Exercise description: Restate, word for word, each record that follows.
#####
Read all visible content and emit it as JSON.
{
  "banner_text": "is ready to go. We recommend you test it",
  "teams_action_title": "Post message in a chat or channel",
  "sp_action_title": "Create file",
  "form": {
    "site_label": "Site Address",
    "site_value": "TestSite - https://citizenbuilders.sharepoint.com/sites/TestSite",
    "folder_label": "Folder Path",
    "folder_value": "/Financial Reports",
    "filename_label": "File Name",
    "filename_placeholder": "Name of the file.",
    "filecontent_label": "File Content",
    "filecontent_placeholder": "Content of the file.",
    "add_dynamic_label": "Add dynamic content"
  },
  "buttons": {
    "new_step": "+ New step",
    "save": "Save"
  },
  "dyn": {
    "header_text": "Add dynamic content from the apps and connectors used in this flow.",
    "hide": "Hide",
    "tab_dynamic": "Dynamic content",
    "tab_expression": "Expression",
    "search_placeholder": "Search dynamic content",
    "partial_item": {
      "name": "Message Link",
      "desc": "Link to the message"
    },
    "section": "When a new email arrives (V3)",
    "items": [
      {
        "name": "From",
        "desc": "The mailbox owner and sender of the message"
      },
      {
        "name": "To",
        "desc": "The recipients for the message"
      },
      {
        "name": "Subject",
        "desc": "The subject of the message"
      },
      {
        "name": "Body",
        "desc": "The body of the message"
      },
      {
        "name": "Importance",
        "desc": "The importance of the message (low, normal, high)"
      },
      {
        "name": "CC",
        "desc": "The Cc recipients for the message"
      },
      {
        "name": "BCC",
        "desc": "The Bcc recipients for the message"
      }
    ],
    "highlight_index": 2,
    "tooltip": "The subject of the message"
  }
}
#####
Response to this task:
Read all visible content and emit it as JSON.
{
  "banner_text": "is ready to go. We recommend you test it",
  "teams_action_title": "Post message in a chat or channel",
  "sp_action_title": "Create file",
  "form": {
    "site_label": "Site Address",
    "site_value": "TestSite - https://citizenbuilders.sharepoint.com/sites/TestSite",
    "folder_label": "Folder Path",
    "folder_value": "/Financial Reports",
    "filename_label": "File Name",
    "filename_placeholder": "Name of the file.",
    "filecontent_label": "File Content",
    "filecontent_placeholder": "Content of the file.",
    "add_dynamic_label": "Add dynamic content"
  },
  "buttons": {
    "new_step": "+ New step",
    "save": "Save"
  },
  "dyn": {
    "header_text": "Add dynamic content from the apps and connectors used in this flow.",
    "hide": "Hide",
    "tab_dynamic": "Dynamic content",
    "tab_expression": "Expression",
    "search_placeholder": "Search dynamic content",
    "partial_item": {
      "name": "Message Link",
      "desc": "Link to the message"
    },
    "section": "When a new email arrives (V3)",
    "items": [
      {
        "name": "From",
        "desc": "The mailbox owner and sender of the message"
      },
      {
        "name": "To",
        "desc": "The recipients for the message"
      },
      {
        "name": "Subject",
        "desc": "The subject of the message"
      },
      {
        "name": "Body",
        "desc": "The body of the message"
      },
      {
        "name": "Importance",
        "desc": "The importance of the message (low, normal, high)"
      },
      {
        "name": "CC",
        "desc": "The Cc recipients for the message"
      },
      {
        "name": "BCC",
        "desc": "The Bcc recipients for the message"
      }
    ],
    "highlight_index": 2,
    "tooltip": "The subject of the message"
  }
}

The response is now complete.